- Opening Delimiter -

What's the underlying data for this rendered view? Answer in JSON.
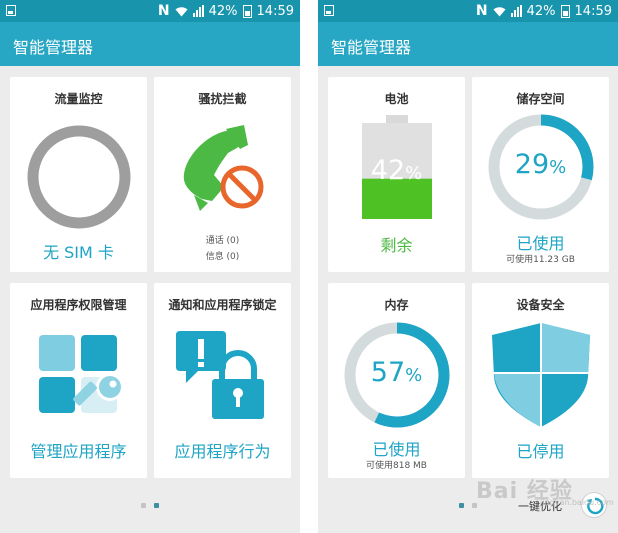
{
  "status_bar": {
    "battery_percent": "42%",
    "time": "14:59",
    "network_glyph": "N"
  },
  "app": {
    "title": "智能管理器"
  },
  "screen1": {
    "data_monitor": {
      "title": "流量监控",
      "label": "无 SIM 卡",
      "ring_color": "#9e9e9e"
    },
    "call_block": {
      "title": "骚扰拦截",
      "calls_text": "通话 (0)",
      "messages_text": "信息 (0)",
      "phone_color": "#4cb944",
      "block_color": "#e8652b"
    },
    "app_permissions": {
      "title": "应用程序权限管理",
      "label": "管理应用程序"
    },
    "app_lock": {
      "title": "通知和应用程序锁定",
      "label": "应用程序行为"
    },
    "page_indicator": {
      "count": 2,
      "active": 1
    }
  },
  "screen2": {
    "battery": {
      "title": "电池",
      "value": "42",
      "unit": "%",
      "label": "剩余",
      "level": 0.42,
      "fill_color": "#4ec224"
    },
    "storage": {
      "title": "储存空间",
      "value": "29",
      "unit": "%",
      "label": "已使用",
      "sub": "可使用11.23 GB",
      "fraction": 0.29
    },
    "memory": {
      "title": "内存",
      "value": "57",
      "unit": "%",
      "label": "已使用",
      "sub": "可使用818 MB",
      "fraction": 0.57
    },
    "security": {
      "title": "设备安全",
      "label": "已停用"
    },
    "page_indicator": {
      "count": 2,
      "active": 0
    },
    "optimize_label": "一键优化"
  },
  "watermark": {
    "text": "Bai 经验",
    "sub": "jingyan.baidu.com"
  },
  "colors": {
    "accent": "#1ea4c5",
    "appbar": "#27a7c4",
    "statusbar": "#1895ad",
    "gauge_track": "#d4dbdd"
  }
}
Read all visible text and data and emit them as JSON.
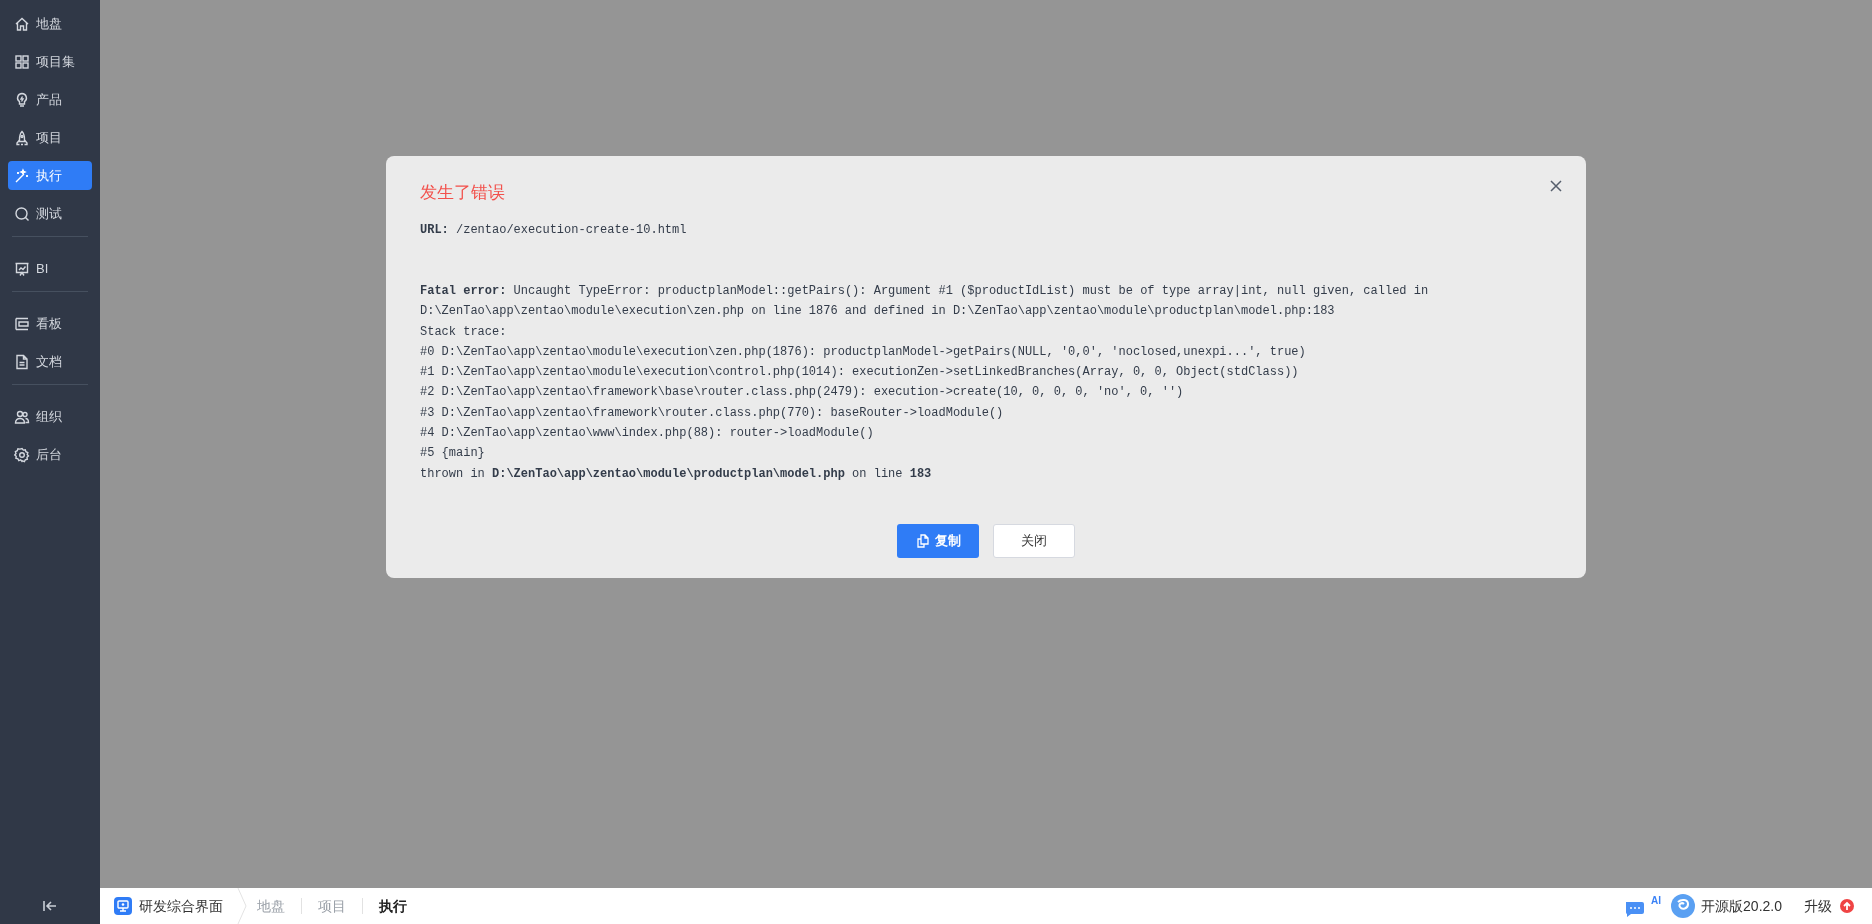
{
  "sidebar": {
    "groups": [
      [
        {
          "label": "地盘",
          "selected": false
        },
        {
          "label": "项目集",
          "selected": false
        },
        {
          "label": "产品",
          "selected": false
        },
        {
          "label": "项目",
          "selected": false
        },
        {
          "label": "执行",
          "selected": true
        },
        {
          "label": "测试",
          "selected": false
        }
      ],
      [
        {
          "label": "BI",
          "selected": false
        }
      ],
      [
        {
          "label": "看板",
          "selected": false
        },
        {
          "label": "文档",
          "selected": false
        }
      ],
      [
        {
          "label": "组织",
          "selected": false
        },
        {
          "label": "后台",
          "selected": false
        }
      ]
    ]
  },
  "dialog": {
    "title": "发生了错误",
    "url_line": "**URL:** /zentao/execution-create-10.html",
    "error_lines": [
      "**Fatal error:** Uncaught TypeError: productplanModel::getPairs(): Argument #1 ($productIdList) must be of type array|int, null given, called in",
      "D:\\ZenTao\\app\\zentao\\module\\execution\\zen.php on line 1876 and defined in D:\\ZenTao\\app\\zentao\\module\\productplan\\model.php:183",
      "Stack trace:",
      "#0 D:\\ZenTao\\app\\zentao\\module\\execution\\zen.php(1876): productplanModel->getPairs(NULL, '0,0', 'noclosed,unexpi...', true)",
      "#1 D:\\ZenTao\\app\\zentao\\module\\execution\\control.php(1014): executionZen->setLinkedBranches(Array, 0, 0, Object(stdClass))",
      "#2 D:\\ZenTao\\app\\zentao\\framework\\base\\router.class.php(2479): execution->create(10, 0, 0, 0, 'no', 0, '')",
      "#3 D:\\ZenTao\\app\\zentao\\framework\\router.class.php(770): baseRouter->loadModule()",
      "#4 D:\\ZenTao\\app\\zentao\\www\\index.php(88): router->loadModule()",
      "#5 {main}",
      "thrown in **D:\\ZenTao\\app\\zentao\\module\\productplan\\model.php** on line **183**"
    ],
    "buttons": [
      {
        "label": "复制",
        "kind": "primary"
      },
      {
        "label": "关闭",
        "kind": "default"
      }
    ]
  },
  "bottom_bar": {
    "app_name": "研发综合界面",
    "breadcrumbs": [
      {
        "label": "地盘",
        "selected": false
      },
      {
        "label": "项目",
        "selected": false
      },
      {
        "label": "执行",
        "selected": true
      }
    ],
    "ai_label": "AI",
    "edition": "开源版20.2.0",
    "upgrade": "升级"
  }
}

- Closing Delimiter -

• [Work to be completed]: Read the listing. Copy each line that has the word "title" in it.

• [Task answer]:
    "title": "智能管理器"
      "title": "流量监控",
      "title": "骚扰拦截",
      "title": "应用程序权限管理",
      "title": "通知和应用程序锁定",
      "title": "电池",
      "title": "储存空间",
      "title": "内存",
      "title": "设备安全",
    "title": "发生了错误",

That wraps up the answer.